TASK MATERIAL START

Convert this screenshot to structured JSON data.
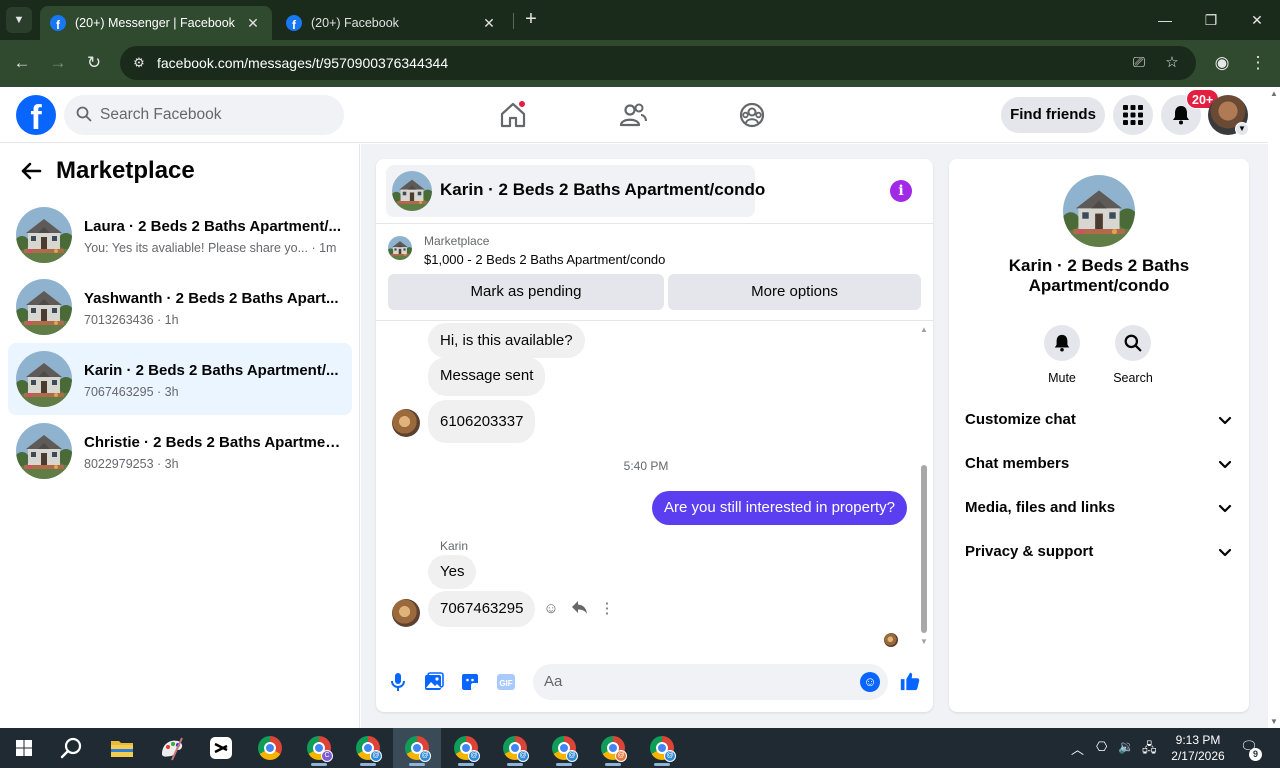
{
  "browser": {
    "tabs": [
      {
        "title": "(20+) Messenger | Facebook",
        "active": true
      },
      {
        "title": "(20+) Facebook",
        "active": false
      }
    ],
    "url": "facebook.com/messages/t/9570900376344344",
    "tab_close_glyph": "✕",
    "new_tab_glyph": "+"
  },
  "header": {
    "search_placeholder": "Search Facebook",
    "find_friends_label": "Find friends",
    "notification_badge": "20+"
  },
  "sidebar": {
    "title": "Marketplace",
    "conversations": [
      {
        "name": "Laura · 2 Beds 2 Baths Apartment/...",
        "subtitle": "You: Yes its avaliable! Please share yo... · 1m",
        "selected": false
      },
      {
        "name": "Yashwanth · 2 Beds 2 Baths Apart...",
        "subtitle": "7013263436 · 1h",
        "selected": false
      },
      {
        "name": "Karin · 2 Beds 2 Baths Apartment/...",
        "subtitle": "7067463295 · 3h",
        "selected": true
      },
      {
        "name": "Christie · 2 Beds 2 Baths Apartmen...",
        "subtitle": "8022979253 · 3h",
        "selected": false
      }
    ]
  },
  "chat": {
    "title": "Karin · 2 Beds 2 Baths Apartment/condo",
    "info_glyph": "i",
    "marketplace_label": "Marketplace",
    "listing": "$1,000 - 2 Beds 2 Baths Apartment/condo",
    "mark_pending_label": "Mark as pending",
    "more_options_label": "More options",
    "messages": [
      {
        "text": "Hi, is this available?",
        "from": "them"
      },
      {
        "text": "Message sent",
        "from": "them"
      },
      {
        "text": "6106203337",
        "from": "them"
      },
      {
        "text": "Are you still interested in property?",
        "from": "me"
      },
      {
        "text": "Yes",
        "from": "them"
      },
      {
        "text": "7067463295",
        "from": "them"
      }
    ],
    "timestamp": "5:40 PM",
    "sender_name": "Karin",
    "composer_placeholder": "Aa",
    "accent_color": "#5b3ef0"
  },
  "info_panel": {
    "title": "Karin · 2 Beds 2 Baths Apartment/condo",
    "mute_label": "Mute",
    "search_label": "Search",
    "sections": [
      "Customize chat",
      "Chat members",
      "Media, files and links",
      "Privacy & support"
    ]
  },
  "taskbar": {
    "time": "9:13 PM",
    "date": "2/17/2026",
    "notification_count": "9",
    "chrome_profile_badges": [
      "C",
      "@",
      "@",
      "@",
      "@",
      "@",
      "@",
      "@"
    ]
  }
}
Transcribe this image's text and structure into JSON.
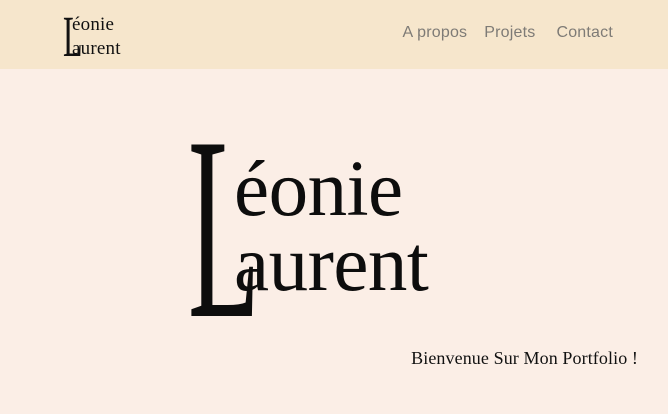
{
  "header": {
    "logo": {
      "initial": "L",
      "line1": "éonie",
      "line2": "aurent"
    },
    "nav": [
      {
        "label": "A propos"
      },
      {
        "label": "Projets"
      },
      {
        "label": "Contact"
      }
    ]
  },
  "hero": {
    "initial": "L",
    "line1": "éonie",
    "line2": "aurent",
    "tagline": "Bienvenue Sur Mon Portfolio !"
  },
  "colors": {
    "header_background": "#f6e6cc",
    "page_background": "#fbeee6",
    "nav_text": "#7e7b76",
    "ink": "#111111"
  }
}
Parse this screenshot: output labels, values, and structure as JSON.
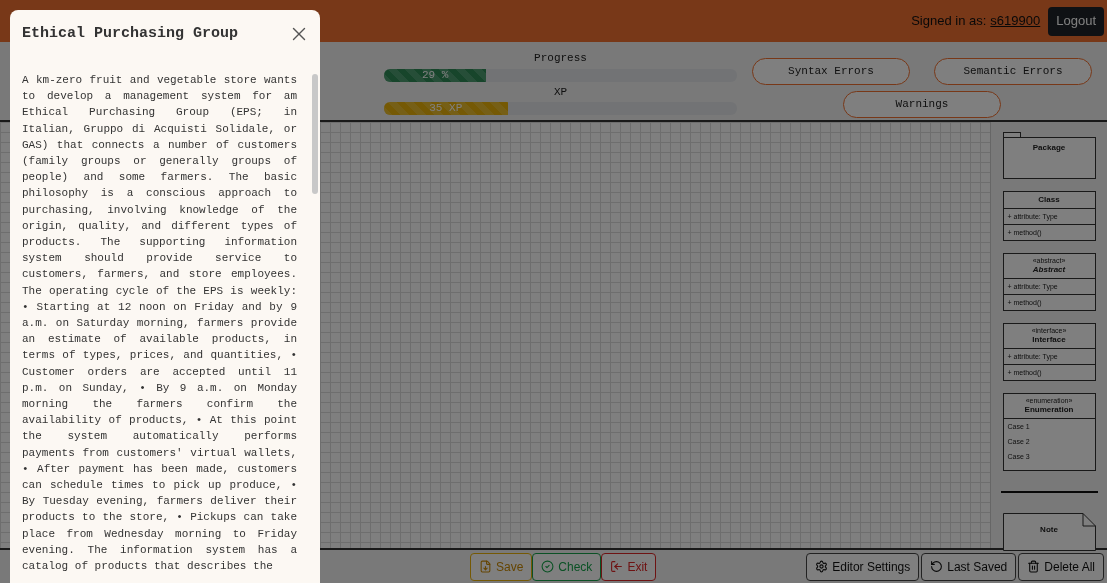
{
  "header": {
    "signed_in_label": "Signed in as:",
    "username": "s619900",
    "logout": "Logout"
  },
  "progress": {
    "title": "Progress",
    "level": 0.29,
    "reading": "29 %"
  },
  "xp": {
    "title": "XP",
    "level": 0.35,
    "reading": "35 XP"
  },
  "issue_buttons": [
    "Syntax Errors",
    "Semantic Errors",
    "Warnings"
  ],
  "palette": [
    {
      "kind": "package",
      "name": "Package"
    },
    {
      "kind": "class",
      "name": "Class",
      "rows": [
        "+ attribute: Type",
        "+ method()"
      ]
    },
    {
      "kind": "class",
      "stereotype": "«abstract»",
      "name": "Abstract",
      "italic": true,
      "rows": [
        "+ attribute: Type",
        "+ method()"
      ]
    },
    {
      "kind": "class",
      "stereotype": "«interface»",
      "name": "Interface",
      "rows": [
        "+ attribute: Type",
        "+ method()"
      ]
    },
    {
      "kind": "enum",
      "stereotype": "«enumeration»",
      "name": "Enumeration",
      "rows": [
        "Case 1",
        "Case 2",
        "Case 3"
      ]
    },
    {
      "kind": "divider"
    },
    {
      "kind": "note",
      "name": "Note"
    }
  ],
  "left_buttons": [
    {
      "kind": "save",
      "label": "Save"
    },
    {
      "kind": "check",
      "label": "Check"
    },
    {
      "kind": "exit",
      "label": "Exit"
    }
  ],
  "right_buttons": [
    {
      "kind": "settings",
      "label": "Editor Settings"
    },
    {
      "kind": "undo",
      "label": "Last Saved"
    },
    {
      "kind": "delete",
      "label": "Delete All"
    }
  ],
  "dialog": {
    "title": "Ethical Purchasing Group",
    "text": "A km-zero fruit and vegetable store wants to develop a management system for am Ethical Purchasing Group (EPS; in Italian, Gruppo di Acquisti Solidale, or GAS) that connects a number of customers (family groups or generally groups of people) and some farmers. The basic philosophy is a conscious approach to purchasing, involving knowledge of the origin, quality, and different types of products. The supporting information system should provide service to customers, farmers, and store employees. The operating cycle of the EPS is weekly: • Starting at 12 noon on Friday and by 9 a.m. on Saturday morning, farmers provide an estimate of available products, in terms of types, prices, and quantities, • Customer orders are accepted until 11 p.m. on Sunday, • By 9 a.m. on Monday morning the farmers confirm the availability of products, • At this point the system automatically performs payments from customers' virtual wallets, • After payment has been made, customers can schedule times to pick up produce, • By Tuesday evening, farmers deliver their products to the store, • Pickups can take place from Wednesday morning to Friday evening. The information system has a catalog of products that describes the"
  }
}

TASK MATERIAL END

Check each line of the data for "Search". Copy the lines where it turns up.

    "search_placeholder": "Search Facebook",
    "search_label": "Search",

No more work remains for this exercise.